Religion is an extremely emotionally charged subject, with significant ramifications for psychologically intense issues such as death, love, guilt, hope, etc. I’m not saying you’re in an emotional denial because I don’t really know what the bases of your beliefs are, but you should definitely consider the emotional angle.
Whew, that’s an unfortunate website name. “Red Pilled” is internet slang that a lot of alt-right, neo-nazis and other conspiracy theorists use to describe themselves.
…aaaand browsing the website I can see the name isn’t quite accidental. I’d avoid.
Interesting comment. I very much agree. Also I like 12 angry men :). Not to get too far off topic, but I think we (humans) should strive to be much less like lawyers (building rationale to support arguments) and more like scientists (building arguments that fit the evidence).
Church teaching, as I understand it, confirms your understanding. It’s puzzling your father could go through 9 years of seminary & believe what he has told you.
What the Church teaches about those who do not know Christ does not apply to you.
As confusing as the Christian landscape is, if you continue to search for the truth for the sake of the truth, God will lead you to the truth.
Sounds like universalism to me. If so, dad’s not alone; it seems to be a spreading heresy within the Church.
Good grief! Definitely in the avoid column!
I’m not so sure. I know he doesn’t believe in a fire-and-brimstone hell, but does believe there is a hell…that people choose to go to, by rejecting God (or at least something close to that)
Do you know any prominent Catholics who are sympathetic to, and write about, universalism?
There is some theory behind this to give him this hope. The mere fact that you are able to articulate your question and know where to look for an answer to it however, to me, says that you have the intellect and resources to come to know God. Short of some catastrophic damage to you during childhood I would think this hope of his to be very unfounded.
God loves you very much and has a plan to bring you into union with perfect love and happiness.
Sin (rejection of Him and truth) destroys this plan.
God sent His Son Jesus to reconcile sinners to God, to show us how to live and to show us His love.

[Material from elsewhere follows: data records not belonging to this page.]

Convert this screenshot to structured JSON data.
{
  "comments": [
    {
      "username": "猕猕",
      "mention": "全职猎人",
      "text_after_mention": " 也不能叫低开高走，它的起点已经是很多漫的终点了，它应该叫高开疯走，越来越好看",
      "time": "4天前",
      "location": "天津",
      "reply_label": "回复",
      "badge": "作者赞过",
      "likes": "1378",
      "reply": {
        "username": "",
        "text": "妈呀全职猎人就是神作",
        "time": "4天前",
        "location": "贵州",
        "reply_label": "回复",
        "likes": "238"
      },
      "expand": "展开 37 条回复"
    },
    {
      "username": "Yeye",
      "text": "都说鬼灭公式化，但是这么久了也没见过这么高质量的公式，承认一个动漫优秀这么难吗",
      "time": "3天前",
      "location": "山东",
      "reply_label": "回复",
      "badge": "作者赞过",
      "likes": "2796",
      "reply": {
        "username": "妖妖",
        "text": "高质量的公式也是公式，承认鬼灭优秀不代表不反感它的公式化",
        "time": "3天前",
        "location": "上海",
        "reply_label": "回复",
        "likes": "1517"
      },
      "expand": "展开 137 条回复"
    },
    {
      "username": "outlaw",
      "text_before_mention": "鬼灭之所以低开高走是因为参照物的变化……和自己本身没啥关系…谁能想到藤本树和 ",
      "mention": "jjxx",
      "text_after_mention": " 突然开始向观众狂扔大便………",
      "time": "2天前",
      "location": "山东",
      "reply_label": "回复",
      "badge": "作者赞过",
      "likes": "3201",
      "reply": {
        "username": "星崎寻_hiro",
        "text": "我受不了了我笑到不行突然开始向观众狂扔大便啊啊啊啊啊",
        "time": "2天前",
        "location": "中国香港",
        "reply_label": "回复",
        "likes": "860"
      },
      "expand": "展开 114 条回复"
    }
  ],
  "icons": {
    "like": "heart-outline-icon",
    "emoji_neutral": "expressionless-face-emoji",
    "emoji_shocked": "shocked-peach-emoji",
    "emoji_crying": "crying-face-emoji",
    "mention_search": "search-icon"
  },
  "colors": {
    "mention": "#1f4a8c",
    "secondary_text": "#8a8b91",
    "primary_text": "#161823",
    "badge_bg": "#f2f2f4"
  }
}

Please use your obviously strong intellect and investigate the “proofs” for God. We can come to know He exists by reason alone. Once you come to the conclusion he exists, repent of the disbelief and ask Him to reveal Himself to you. The next step is yours. Your father and God so much want you to take it.
I hope you visited the link I provided to the Catechism paragraphs mentioned, as the section title, “Outside the Church there is no salvation,” is in quotation marks because it is an often misunderstood teaching. The proper understanding of the teaching is explained in the mentioned paragraphs, including the seemingly applicable invincible-ignorance exception for those who, through no fault of their own, do not know Christ and his Catholic Church.
It doesn’t matter what you believe. God will judge you by rejecting Him. If you’ve heard the word, know about Jesus Christ and His Holy Church yet still reject him, you are putting your soul in serious jeopardy.
Sure, there are many Atheists who lead good charitable lives, but in the end they are damning themselves for rejecting Christ.
Please do some soul searching.